|History of Portuguese Literature||Origins of Portuguese Literature||The Portuguese Language||Oral Literature||Fiction||Lyricism|
|Travel Literature||Cantigas de amigo||Historiography||Doctrinal Prose|
was the most important Portuguese playwright and yet also the royal goldsmith,
the master of the scales at the Mint and the author of the famous Belém
Monstrance. In 1502, he performed Auto da
Visitação (Monólogo do Vaqueiro) before the queen just as she was about
to give birth, and this marked the beginning of a fertile career as a regular
and brilliant writer of comedies. His work represents the coming together of the
mediaeval inheritance (especially in the different genres and poetic rhythms
that he favoured - systematically using the popular metre in both morality plays
and farces) and the Renaissance spirit, which was a critical exercise in its
denunciation of both institutional irregularities and society’s vices.
his innumerable works are: Auto da Índia,
1509, a farce criticising the way in which, after systematically setting sail
with great euphoria for the Far East in search of riches, the Portuguese were
necessarily forced to abandon their nation and family situations; the series of
morality plays known as the Autos das Barcas (Barca do Inferno, 1517; Barca
do Purgatório, 1518; Barca da Glória,
1519), which were an allegory on human vices; Auto da Alma, 1518, a sacramental morality play about the
transitoriness of man’s earthly life and the conflicts between good and evil; Quem
Tem Farelos?, 1515, Mofina Mendes,
1515, and Inês Pereira, 1523, which
provided popular pictures of symbolic or everyday moral intensity, in
irresistibly comic plots that were full of biting satire.
Vicente created a rich gallery of characters and showed a great range of
multiple expression. His writing ranged from the poetic portrayal of the most
banal and common everyday events to a refined sense of religiousness and to the
abstract or ideological contents that he defended or satirised.
must live by the plough
is always dead.
We are the life of people
and the death of our lives;
to patient tyrants,
who tooth and nail
have eaten away at our souls.

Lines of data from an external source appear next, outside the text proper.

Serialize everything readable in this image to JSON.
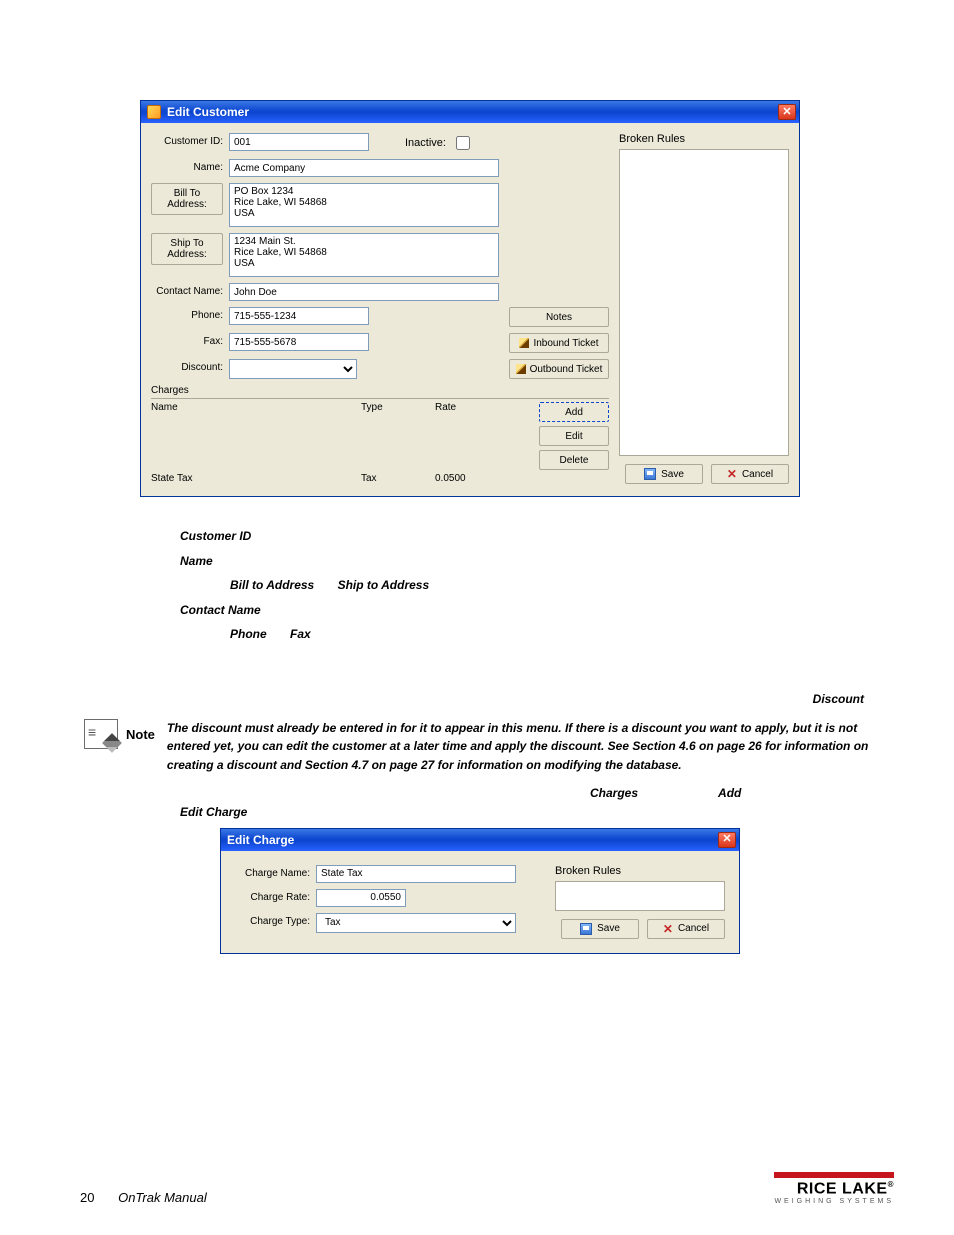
{
  "edit_customer": {
    "title": "Edit Customer",
    "close": "✕",
    "labels": {
      "customer_id": "Customer ID:",
      "inactive": "Inactive:",
      "name": "Name:",
      "bill_to": "Bill To Address:",
      "ship_to": "Ship To Address:",
      "contact_name": "Contact Name:",
      "phone": "Phone:",
      "fax": "Fax:",
      "discount": "Discount:"
    },
    "values": {
      "customer_id": "001",
      "name": "Acme Company",
      "bill_to": "PO Box 1234\nRice Lake, WI 54868\nUSA",
      "ship_to": "1234 Main St.\nRice Lake, WI 54868\nUSA",
      "contact_name": "John Doe",
      "phone": "715-555-1234",
      "fax": "715-555-5678",
      "discount": ""
    },
    "side_buttons": {
      "notes": "Notes",
      "inbound": "Inbound Ticket",
      "outbound": "Outbound Ticket"
    },
    "charges": {
      "header": "Charges",
      "cols": {
        "name": "Name",
        "type": "Type",
        "rate": "Rate"
      },
      "rows": [
        {
          "name": "State Tax",
          "type": "Tax",
          "rate": "0.0500"
        }
      ],
      "buttons": {
        "add": "Add",
        "edit": "Edit",
        "delete": "Delete"
      }
    },
    "broken_rules_label": "Broken Rules",
    "footer": {
      "save": "Save",
      "cancel": "Cancel"
    }
  },
  "doc": {
    "l1": "Customer ID",
    "l2": "Name",
    "l3a": "Bill to Address",
    "l3b": "Ship to Address",
    "l4": "Contact Name",
    "l5a": "Phone",
    "l5b": "Fax",
    "discount": "Discount",
    "note_label": "Note",
    "note_text": "The discount must already be entered in            for it to appear in this menu. If there is a discount you want to apply, but it is not entered yet, you can edit the customer at a later time and apply the discount. See Section 4.6 on page 26 for information on creating a discount and Section 4.7 on page 27 for information on modifying the database.",
    "charges": "Charges",
    "add": "Add",
    "edit_charge_label": "Edit Charge"
  },
  "edit_charge": {
    "title": "Edit Charge",
    "close": "✕",
    "labels": {
      "name": "Charge Name:",
      "rate": "Charge Rate:",
      "type": "Charge Type:"
    },
    "values": {
      "name": "State Tax",
      "rate": "0.0550",
      "type": "Tax"
    },
    "broken_rules_label": "Broken Rules",
    "footer": {
      "save": "Save",
      "cancel": "Cancel"
    }
  },
  "footer": {
    "page_num": "20",
    "manual": "OnTrak Manual",
    "brand": "RICE LAKE",
    "brand_sub": "WEIGHING SYSTEMS"
  }
}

What is the point of idle chatter?
Even should he wish to be a sinner
has neither time nor place
not even to wipe away
the beads of his sweat.
Auto da Barca do
© Instituto Camões, 2001